> [Problem to work on]
Answer with the number of lines in the records that contain "icon" and with nothing else.
*** Opening Extracted entries ***
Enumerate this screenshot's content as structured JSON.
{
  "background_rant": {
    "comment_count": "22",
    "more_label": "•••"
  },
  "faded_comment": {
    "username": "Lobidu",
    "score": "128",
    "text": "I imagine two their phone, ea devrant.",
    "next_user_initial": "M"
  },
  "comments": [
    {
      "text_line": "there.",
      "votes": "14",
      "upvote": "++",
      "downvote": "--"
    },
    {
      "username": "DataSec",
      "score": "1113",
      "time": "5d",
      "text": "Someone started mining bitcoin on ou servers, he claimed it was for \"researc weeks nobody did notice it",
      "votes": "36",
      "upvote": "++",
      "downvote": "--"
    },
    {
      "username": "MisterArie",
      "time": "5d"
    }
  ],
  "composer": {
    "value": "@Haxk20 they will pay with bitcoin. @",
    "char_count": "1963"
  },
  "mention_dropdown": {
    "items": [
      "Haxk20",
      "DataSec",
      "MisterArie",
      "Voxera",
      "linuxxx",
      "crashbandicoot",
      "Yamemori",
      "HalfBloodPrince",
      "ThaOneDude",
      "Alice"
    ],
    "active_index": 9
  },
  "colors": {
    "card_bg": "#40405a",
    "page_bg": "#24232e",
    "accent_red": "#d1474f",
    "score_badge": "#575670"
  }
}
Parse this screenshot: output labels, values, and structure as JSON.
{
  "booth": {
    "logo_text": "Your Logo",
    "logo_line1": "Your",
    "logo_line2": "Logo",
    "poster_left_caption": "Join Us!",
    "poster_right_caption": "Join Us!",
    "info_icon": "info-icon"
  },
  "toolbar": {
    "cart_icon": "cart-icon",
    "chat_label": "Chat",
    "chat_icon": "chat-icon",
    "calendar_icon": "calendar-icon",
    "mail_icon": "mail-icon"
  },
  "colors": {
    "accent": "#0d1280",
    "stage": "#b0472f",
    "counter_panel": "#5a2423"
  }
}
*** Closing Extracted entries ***
> [Worked solution]
5